The Burnham site contains a small number of highly suspect artifacts recovered from a reworked lacustrine deposit (Unit IIBb) that likely date to sometime between 22,600 and 46,200 years ago. The lack of definitive artifacts from an undisturbed and well-dated context at Burnham makes it impossible for a skeptic to accept this site as a reasonable claim for a very early occupation of the New World. That said, I judge the value of this volume not on the case for a "pre-Clovis" occupation in Oklahoma (a difficult proposition in the best of circumstances), but instead on whether it makes valuable contributions in other areas of research, such as paleoenvironmental reconstructions, vertebrate paleontology, geoarchaeology, or archaeological methodology.

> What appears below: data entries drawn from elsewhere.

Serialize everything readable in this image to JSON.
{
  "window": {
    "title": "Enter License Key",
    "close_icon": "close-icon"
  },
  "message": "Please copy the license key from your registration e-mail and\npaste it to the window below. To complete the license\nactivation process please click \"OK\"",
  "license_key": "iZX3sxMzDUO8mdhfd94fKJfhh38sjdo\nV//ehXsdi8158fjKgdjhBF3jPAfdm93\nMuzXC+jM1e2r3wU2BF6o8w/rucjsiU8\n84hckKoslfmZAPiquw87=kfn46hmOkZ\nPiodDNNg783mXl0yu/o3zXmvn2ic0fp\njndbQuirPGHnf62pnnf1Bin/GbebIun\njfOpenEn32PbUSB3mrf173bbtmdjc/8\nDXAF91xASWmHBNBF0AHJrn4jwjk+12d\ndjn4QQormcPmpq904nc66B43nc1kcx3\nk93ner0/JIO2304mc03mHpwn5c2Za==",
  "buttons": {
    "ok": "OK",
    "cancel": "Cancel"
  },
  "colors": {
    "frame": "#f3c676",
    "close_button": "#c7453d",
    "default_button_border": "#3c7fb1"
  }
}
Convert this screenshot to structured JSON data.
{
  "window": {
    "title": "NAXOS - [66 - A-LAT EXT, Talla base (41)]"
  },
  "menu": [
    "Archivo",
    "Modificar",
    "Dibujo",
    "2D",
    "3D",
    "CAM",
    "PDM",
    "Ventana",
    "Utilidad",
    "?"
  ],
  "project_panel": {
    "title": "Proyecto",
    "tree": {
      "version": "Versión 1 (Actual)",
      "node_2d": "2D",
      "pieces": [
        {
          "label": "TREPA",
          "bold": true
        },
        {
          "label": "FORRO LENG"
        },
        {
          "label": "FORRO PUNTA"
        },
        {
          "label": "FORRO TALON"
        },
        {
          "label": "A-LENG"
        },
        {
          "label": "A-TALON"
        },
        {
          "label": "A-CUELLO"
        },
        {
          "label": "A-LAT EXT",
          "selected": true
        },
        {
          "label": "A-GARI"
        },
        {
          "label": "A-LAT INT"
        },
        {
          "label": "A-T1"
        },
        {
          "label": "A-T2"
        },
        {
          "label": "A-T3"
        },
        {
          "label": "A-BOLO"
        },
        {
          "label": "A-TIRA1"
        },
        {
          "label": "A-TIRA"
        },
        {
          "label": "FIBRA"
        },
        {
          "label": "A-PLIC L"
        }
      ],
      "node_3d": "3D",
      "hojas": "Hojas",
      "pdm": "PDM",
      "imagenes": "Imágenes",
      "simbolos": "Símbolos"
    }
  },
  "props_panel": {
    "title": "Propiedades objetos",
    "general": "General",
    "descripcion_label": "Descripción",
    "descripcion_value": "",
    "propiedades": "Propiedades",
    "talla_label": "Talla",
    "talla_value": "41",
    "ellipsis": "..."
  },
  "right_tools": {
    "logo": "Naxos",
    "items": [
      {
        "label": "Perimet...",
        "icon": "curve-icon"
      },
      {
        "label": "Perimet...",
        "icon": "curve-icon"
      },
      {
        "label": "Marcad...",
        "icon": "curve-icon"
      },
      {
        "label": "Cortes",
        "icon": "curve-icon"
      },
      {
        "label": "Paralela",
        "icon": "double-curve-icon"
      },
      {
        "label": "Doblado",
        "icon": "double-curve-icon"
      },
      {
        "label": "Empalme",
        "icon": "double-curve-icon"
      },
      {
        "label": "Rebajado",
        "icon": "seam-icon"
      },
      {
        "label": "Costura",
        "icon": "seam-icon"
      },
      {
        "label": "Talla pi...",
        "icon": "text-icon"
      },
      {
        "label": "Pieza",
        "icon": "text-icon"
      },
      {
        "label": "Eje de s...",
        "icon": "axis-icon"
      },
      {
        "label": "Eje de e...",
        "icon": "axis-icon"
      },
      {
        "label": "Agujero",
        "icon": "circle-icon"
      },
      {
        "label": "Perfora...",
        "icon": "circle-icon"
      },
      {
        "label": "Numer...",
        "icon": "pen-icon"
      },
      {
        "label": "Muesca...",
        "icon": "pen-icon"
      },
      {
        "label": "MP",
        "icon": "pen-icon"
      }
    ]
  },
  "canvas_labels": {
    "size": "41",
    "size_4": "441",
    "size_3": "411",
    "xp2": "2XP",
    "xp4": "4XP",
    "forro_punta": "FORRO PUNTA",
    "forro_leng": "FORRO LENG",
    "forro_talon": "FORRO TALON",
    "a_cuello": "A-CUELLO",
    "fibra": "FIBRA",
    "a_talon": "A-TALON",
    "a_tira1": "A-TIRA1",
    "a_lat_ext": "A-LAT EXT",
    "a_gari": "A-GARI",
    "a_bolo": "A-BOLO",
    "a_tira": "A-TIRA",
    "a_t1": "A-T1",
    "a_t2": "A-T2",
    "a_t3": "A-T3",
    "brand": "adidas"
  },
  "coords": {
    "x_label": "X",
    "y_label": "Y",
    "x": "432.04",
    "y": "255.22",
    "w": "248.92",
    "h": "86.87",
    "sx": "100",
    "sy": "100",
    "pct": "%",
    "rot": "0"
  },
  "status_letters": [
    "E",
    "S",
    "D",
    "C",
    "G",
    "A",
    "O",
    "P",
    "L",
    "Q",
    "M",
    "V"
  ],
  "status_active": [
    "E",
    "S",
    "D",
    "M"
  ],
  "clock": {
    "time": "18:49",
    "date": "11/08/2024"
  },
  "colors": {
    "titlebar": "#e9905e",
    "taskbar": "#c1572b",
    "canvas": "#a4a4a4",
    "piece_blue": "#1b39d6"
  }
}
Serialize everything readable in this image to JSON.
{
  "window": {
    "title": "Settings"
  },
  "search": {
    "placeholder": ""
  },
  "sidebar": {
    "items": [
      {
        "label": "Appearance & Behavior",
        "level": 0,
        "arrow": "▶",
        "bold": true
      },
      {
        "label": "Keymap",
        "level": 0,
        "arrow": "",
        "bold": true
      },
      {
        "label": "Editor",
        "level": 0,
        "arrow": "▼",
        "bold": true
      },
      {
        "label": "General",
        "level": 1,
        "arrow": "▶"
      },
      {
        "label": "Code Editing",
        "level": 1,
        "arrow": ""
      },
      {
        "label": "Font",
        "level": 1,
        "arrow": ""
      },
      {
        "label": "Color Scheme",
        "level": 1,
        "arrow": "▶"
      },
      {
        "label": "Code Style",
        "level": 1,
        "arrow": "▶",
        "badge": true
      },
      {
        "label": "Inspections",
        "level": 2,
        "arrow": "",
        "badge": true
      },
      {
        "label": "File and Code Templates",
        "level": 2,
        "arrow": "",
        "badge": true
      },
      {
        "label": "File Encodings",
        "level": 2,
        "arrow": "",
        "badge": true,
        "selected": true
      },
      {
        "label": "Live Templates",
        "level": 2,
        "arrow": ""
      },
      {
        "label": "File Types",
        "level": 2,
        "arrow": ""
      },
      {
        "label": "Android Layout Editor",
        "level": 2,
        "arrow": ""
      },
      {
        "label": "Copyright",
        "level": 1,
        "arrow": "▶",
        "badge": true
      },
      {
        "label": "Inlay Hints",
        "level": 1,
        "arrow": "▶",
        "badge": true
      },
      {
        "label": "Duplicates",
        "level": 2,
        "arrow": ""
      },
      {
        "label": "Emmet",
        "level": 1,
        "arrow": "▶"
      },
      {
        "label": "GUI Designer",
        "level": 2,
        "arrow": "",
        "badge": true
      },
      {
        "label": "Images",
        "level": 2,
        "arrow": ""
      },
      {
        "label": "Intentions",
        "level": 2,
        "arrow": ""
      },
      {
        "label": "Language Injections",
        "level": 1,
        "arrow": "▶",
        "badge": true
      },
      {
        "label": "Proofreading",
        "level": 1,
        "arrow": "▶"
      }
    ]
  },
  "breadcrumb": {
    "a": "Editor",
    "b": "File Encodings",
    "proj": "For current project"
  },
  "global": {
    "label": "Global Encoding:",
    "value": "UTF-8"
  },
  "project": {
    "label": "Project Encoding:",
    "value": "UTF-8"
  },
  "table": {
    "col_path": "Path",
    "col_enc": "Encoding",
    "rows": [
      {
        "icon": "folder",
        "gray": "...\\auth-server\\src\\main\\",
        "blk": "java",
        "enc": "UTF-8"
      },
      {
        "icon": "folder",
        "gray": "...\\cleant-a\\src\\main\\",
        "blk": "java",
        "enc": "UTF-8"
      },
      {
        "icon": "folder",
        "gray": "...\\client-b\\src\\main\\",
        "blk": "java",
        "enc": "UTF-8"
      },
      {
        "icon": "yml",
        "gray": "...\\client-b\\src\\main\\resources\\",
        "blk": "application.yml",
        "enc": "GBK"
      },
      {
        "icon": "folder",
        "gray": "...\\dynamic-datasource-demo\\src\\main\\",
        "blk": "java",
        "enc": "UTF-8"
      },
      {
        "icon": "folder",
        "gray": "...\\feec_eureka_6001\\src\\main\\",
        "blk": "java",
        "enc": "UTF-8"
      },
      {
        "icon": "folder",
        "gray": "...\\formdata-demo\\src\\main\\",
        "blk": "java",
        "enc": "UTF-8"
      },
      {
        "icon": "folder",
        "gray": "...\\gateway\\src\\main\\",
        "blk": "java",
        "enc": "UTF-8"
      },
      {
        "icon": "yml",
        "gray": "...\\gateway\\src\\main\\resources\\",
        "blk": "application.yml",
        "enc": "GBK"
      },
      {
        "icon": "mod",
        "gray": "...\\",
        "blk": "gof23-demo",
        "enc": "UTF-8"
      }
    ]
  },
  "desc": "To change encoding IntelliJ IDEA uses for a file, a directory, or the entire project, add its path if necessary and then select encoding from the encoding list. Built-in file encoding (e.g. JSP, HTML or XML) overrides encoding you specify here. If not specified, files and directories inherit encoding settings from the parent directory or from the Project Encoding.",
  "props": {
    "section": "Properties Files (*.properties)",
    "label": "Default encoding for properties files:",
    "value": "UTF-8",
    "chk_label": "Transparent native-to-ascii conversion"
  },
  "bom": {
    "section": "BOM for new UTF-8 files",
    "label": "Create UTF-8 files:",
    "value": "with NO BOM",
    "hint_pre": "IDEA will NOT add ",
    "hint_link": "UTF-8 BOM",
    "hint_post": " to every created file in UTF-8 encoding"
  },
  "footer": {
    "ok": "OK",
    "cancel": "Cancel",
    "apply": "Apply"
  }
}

Investigations at the Burnham site began in 1986, when Wyckoff visited the site to investigate a concentration of large bison bones exposed during the construction of an erosion control dam in northwestern Oklahoma. The site investigators initially assumed the site only represented a paleontological deposit. They began their work at the site simply in order to recover remains of a poorly-known variety of a Late Pleistocene longhom bison (Bison chaneyi) and to collect associated radiometric and environmental samples. It was nearly a year after the initial fieldwork was completed that the suggestion of a possible cultural component at the site was raised. This came about when lab workers, sorting the heavy fraction from water screening at the site, discovered two small possible flakes and a possible tested cobble. These discoveries spurred more detailed investigations at the site that would occur on and off for the next six years by a multidisciplinary team of archaeologists, geologists, soil scientists, paleontologists, and biologists. The current volume summarizes the result of this work.

This volume is a collection of edited papers originally prepared between 1990 and 1996, which for various reasons outlined in the first chapter were never brought together in a single volume until 2003. The book's twenty chapters are grouped into four parts: (1) project background and history, (2) geological studies, (3) biological studies, and (4) site integrity, chronology, and significance. The editors wrote or co-authored twelve of these chapters. Outside scholars made additional contributions in the areas of site geology (Wakefield Dort, Larry Martin), vertebrate paleontology (Larry Martin, T.J. Meehan, Nicholas Czaplewski), paleobotany and palynology (Barbara Keener, Paul Minnis, Peter Van de Water, Peter Wigand), possible human artifacts (Kent Buehler), and site formation history (Lawrence Todd). …